WORK REQUEST:
The required lines are those that contain "this"; pull them out of the data and copy them.

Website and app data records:

━━━━━━━━━━━━━━━━━━━━

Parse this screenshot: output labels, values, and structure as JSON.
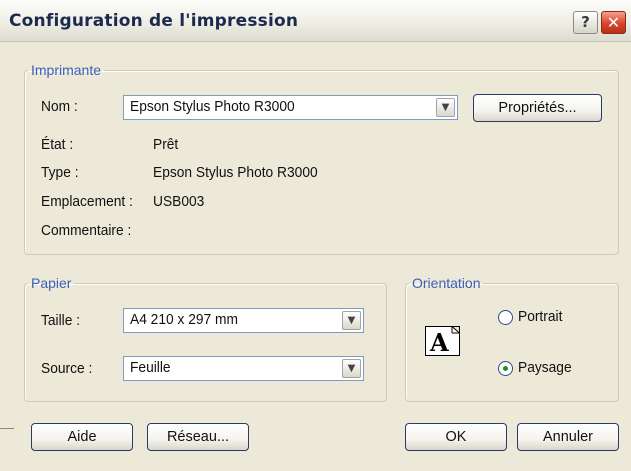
{
  "window": {
    "title": "Configuration de l'impression",
    "help_label": "?",
    "close_label": "✕"
  },
  "printer": {
    "legend": "Imprimante",
    "name_label": "Nom :",
    "name_value": "Epson Stylus Photo R3000",
    "properties_button": "Propriétés...",
    "state_label": "État :",
    "state_value": "Prêt",
    "type_label": "Type :",
    "type_value": "Epson Stylus Photo R3000",
    "location_label": "Emplacement :",
    "location_value": "USB003",
    "comment_label": "Commentaire :",
    "comment_value": ""
  },
  "paper": {
    "legend": "Papier",
    "size_label": "Taille :",
    "size_value": "A4 210 x 297 mm",
    "source_label": "Source :",
    "source_value": "Feuille"
  },
  "orientation": {
    "legend": "Orientation",
    "icon_letter": "A",
    "portrait_label": "Portrait",
    "landscape_label": "Paysage",
    "selected": "Paysage"
  },
  "buttons": {
    "help": "Aide",
    "network": "Réseau...",
    "ok": "OK",
    "cancel": "Annuler"
  },
  "icons": {
    "dropdown": "chevron-down-icon",
    "orientation": "landscape-page-icon"
  }
}
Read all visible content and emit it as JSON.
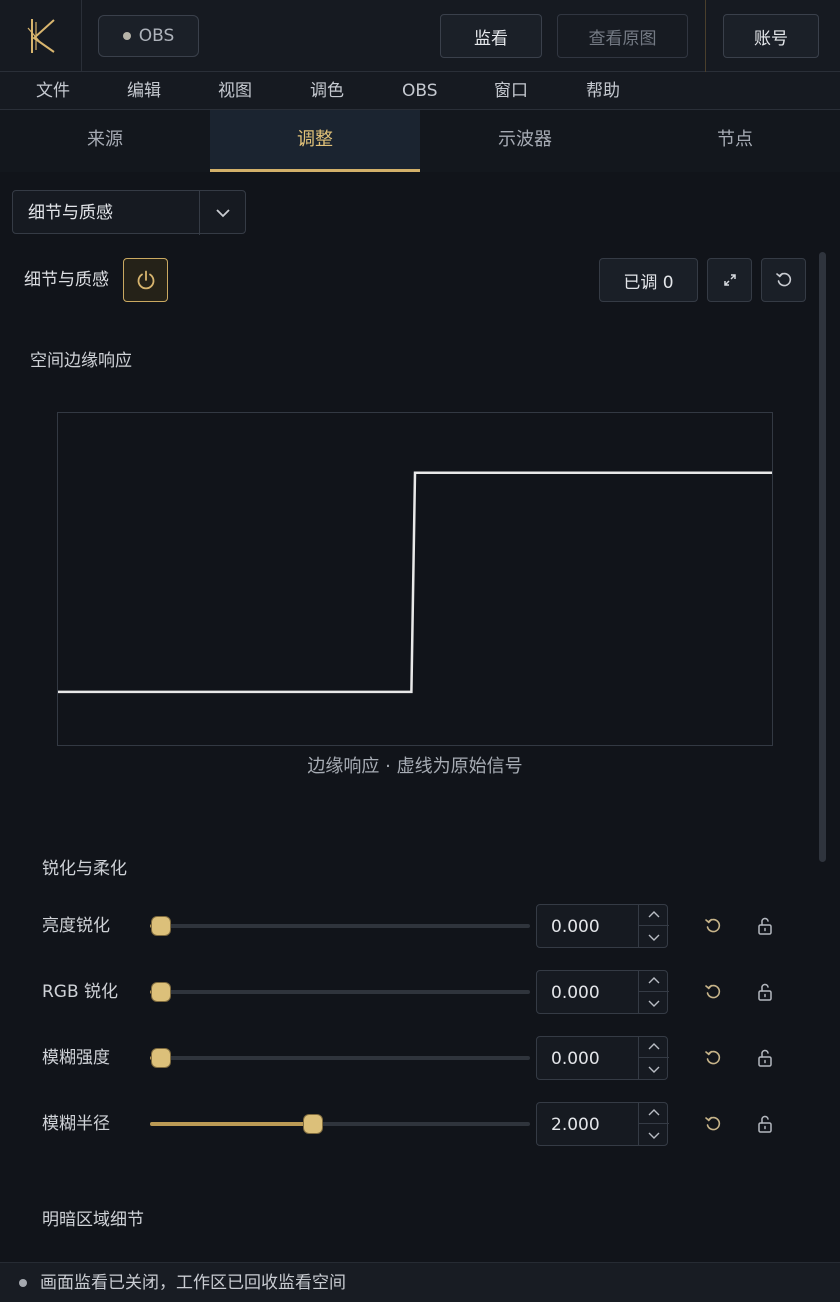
{
  "topbar": {
    "obs_label": "OBS",
    "monitor_label": "监看",
    "view_original_label": "查看原图",
    "account_label": "账号"
  },
  "menu": [
    "文件",
    "编辑",
    "视图",
    "调色",
    "OBS",
    "窗口",
    "帮助"
  ],
  "tabs": [
    "来源",
    "调整",
    "示波器",
    "节点"
  ],
  "active_tab": 1,
  "module_select": {
    "value": "细节与质感"
  },
  "section": {
    "title": "细节与质感",
    "adjusted_label": "已调 0"
  },
  "chart_section_title": "空间边缘响应",
  "chart_data": {
    "type": "line",
    "caption": "边缘响应 · 虚线为原始信号",
    "series": [
      {
        "x": [
          0,
          0.495,
          0.5,
          1
        ],
        "y": [
          0.16,
          0.16,
          0.82,
          0.82
        ]
      }
    ],
    "xlim": [
      0,
      1
    ],
    "ylim": [
      0,
      1
    ]
  },
  "group_sharpen": {
    "title": "锐化与柔化",
    "params": [
      {
        "label": "亮度锐化",
        "value": "0.000",
        "fraction": 0.03
      },
      {
        "label": "RGB 锐化",
        "value": "0.000",
        "fraction": 0.03
      },
      {
        "label": "模糊强度",
        "value": "0.000",
        "fraction": 0.03
      },
      {
        "label": "模糊半径",
        "value": "2.000",
        "fraction": 0.43
      }
    ]
  },
  "group_tonal": {
    "title": "明暗区域细节"
  },
  "status": {
    "text": "画面监看已关闭，工作区已回收监看空间"
  },
  "colors": {
    "accent": "#d2b06a",
    "background": "#11141a",
    "curve": "#e8e8e8"
  }
}
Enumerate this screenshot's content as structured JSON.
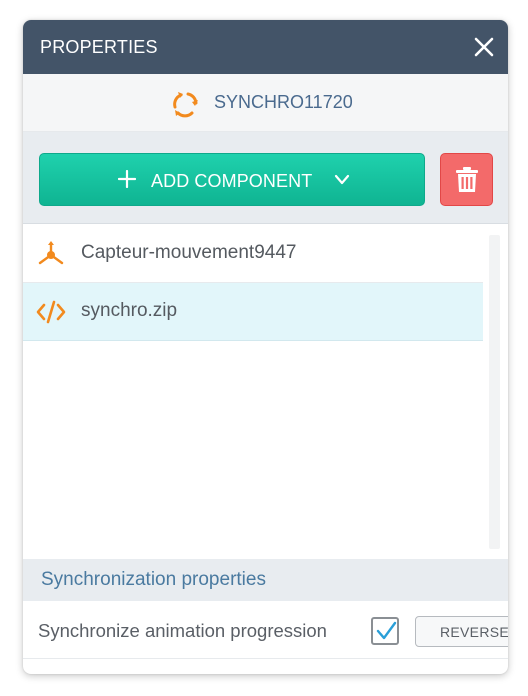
{
  "header": {
    "title": "PROPERTIES",
    "close_icon": "close-icon"
  },
  "entity": {
    "name": "SYNCHRO11720",
    "icon": "sync-arrows-icon",
    "icon_color": "#f28a1e"
  },
  "toolbar": {
    "add_label": "ADD COMPONENT",
    "add_icon": "plus-icon",
    "dropdown_icon": "chevron-down-icon",
    "delete_icon": "trash-icon",
    "add_color": "#17c4a1",
    "delete_color": "#f36a6a"
  },
  "components": [
    {
      "label": "Capteur-mouvement9447",
      "icon": "motion-sensor-icon",
      "selected": false
    },
    {
      "label": "synchro.zip",
      "icon": "code-icon",
      "selected": true
    }
  ],
  "section": {
    "title": "Synchronization properties"
  },
  "properties": {
    "sync_label": "Synchronize animation progression",
    "sync_checked": true,
    "reverse_label": "REVERSE"
  },
  "colors": {
    "header_bg": "#435468",
    "accent_orange": "#f28a1e",
    "selected_bg": "#e2f6fa",
    "section_text": "#4a7aa0"
  }
}
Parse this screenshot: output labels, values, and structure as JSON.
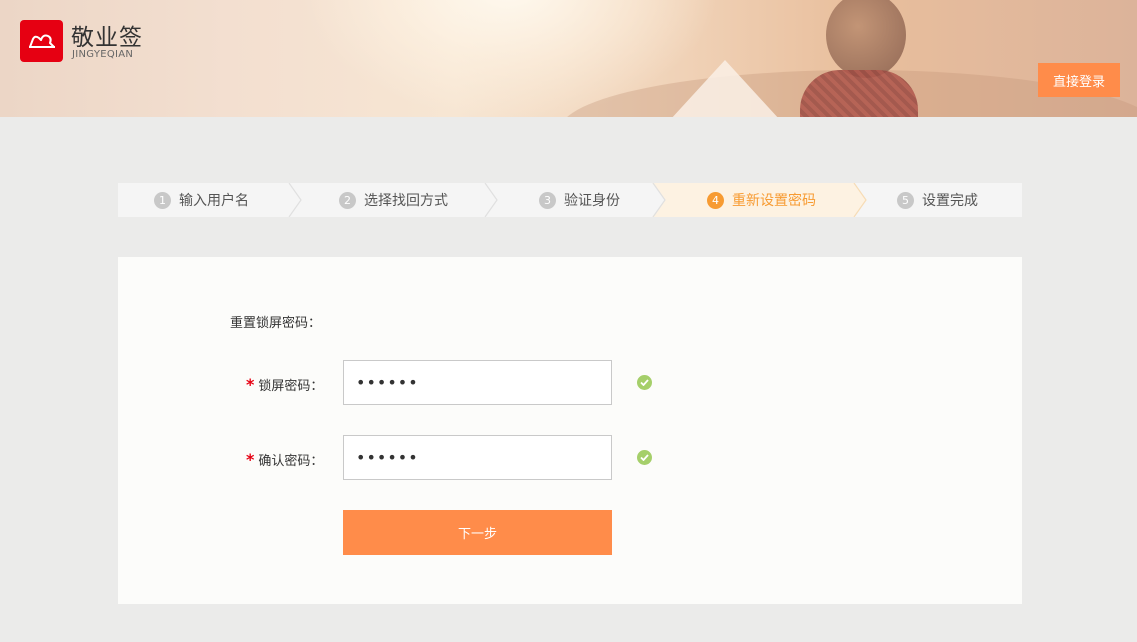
{
  "header": {
    "brand_name": "敬业签",
    "brand_sub": "JINGYEQIAN",
    "login_label": "直接登录"
  },
  "steps": [
    {
      "num": "1",
      "label": "输入用户名",
      "active": false
    },
    {
      "num": "2",
      "label": "选择找回方式",
      "active": false
    },
    {
      "num": "3",
      "label": "验证身份",
      "active": false
    },
    {
      "num": "4",
      "label": "重新设置密码",
      "active": true
    },
    {
      "num": "5",
      "label": "设置完成",
      "active": false
    }
  ],
  "form": {
    "section_label": "重置锁屏密码：",
    "required_mark": "*",
    "lock_password": {
      "label": "锁屏密码：",
      "value": "123456",
      "valid": true
    },
    "confirm_password": {
      "label": "确认密码：",
      "value": "123456",
      "valid": true
    },
    "next_label": "下一步"
  },
  "colors": {
    "accent": "#ff8c4a",
    "active_step": "#f79b32",
    "brand_red": "#e60012",
    "valid_green": "#a5cf6a"
  }
}
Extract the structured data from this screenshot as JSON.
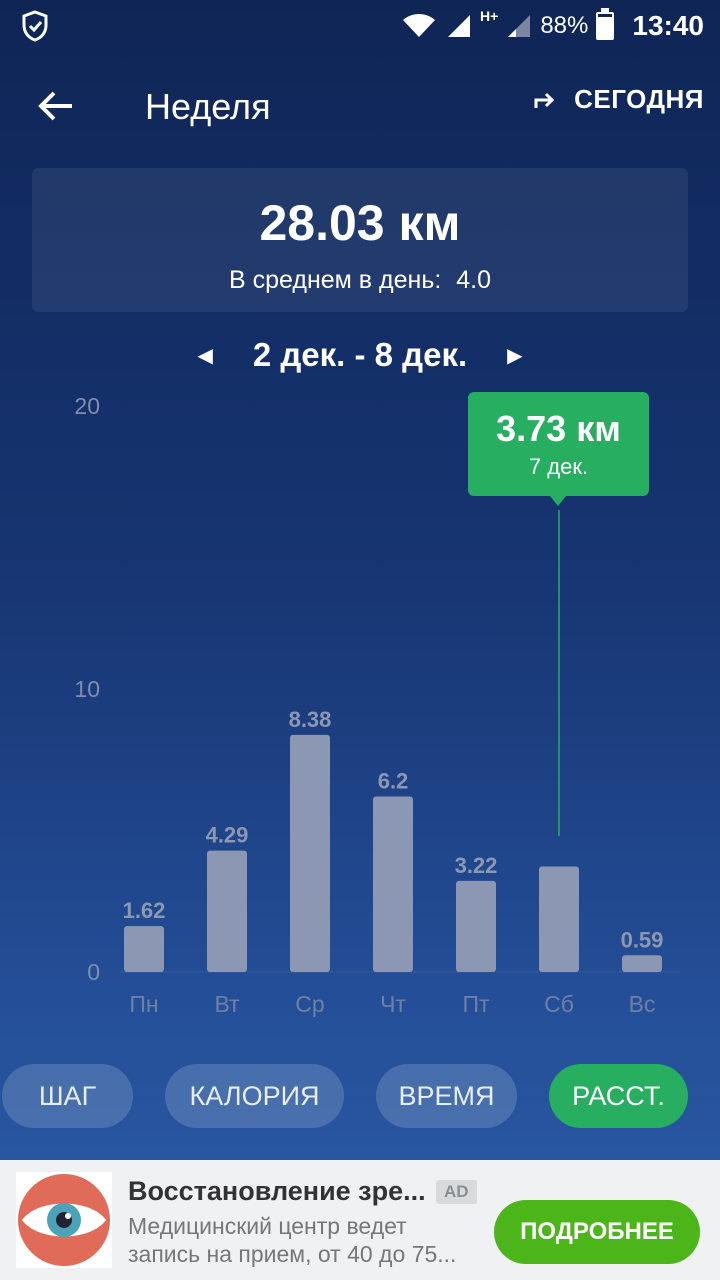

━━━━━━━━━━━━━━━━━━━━

SOLVED PROBLEM:
Parse this screenshot: output labels, values, and structure as JSON.
Enumerate this screenshot's content as structured JSON.
Parse this screenshot: output labels, values, and structure as JSON.
Extract the structured data from this screenshot as JSON.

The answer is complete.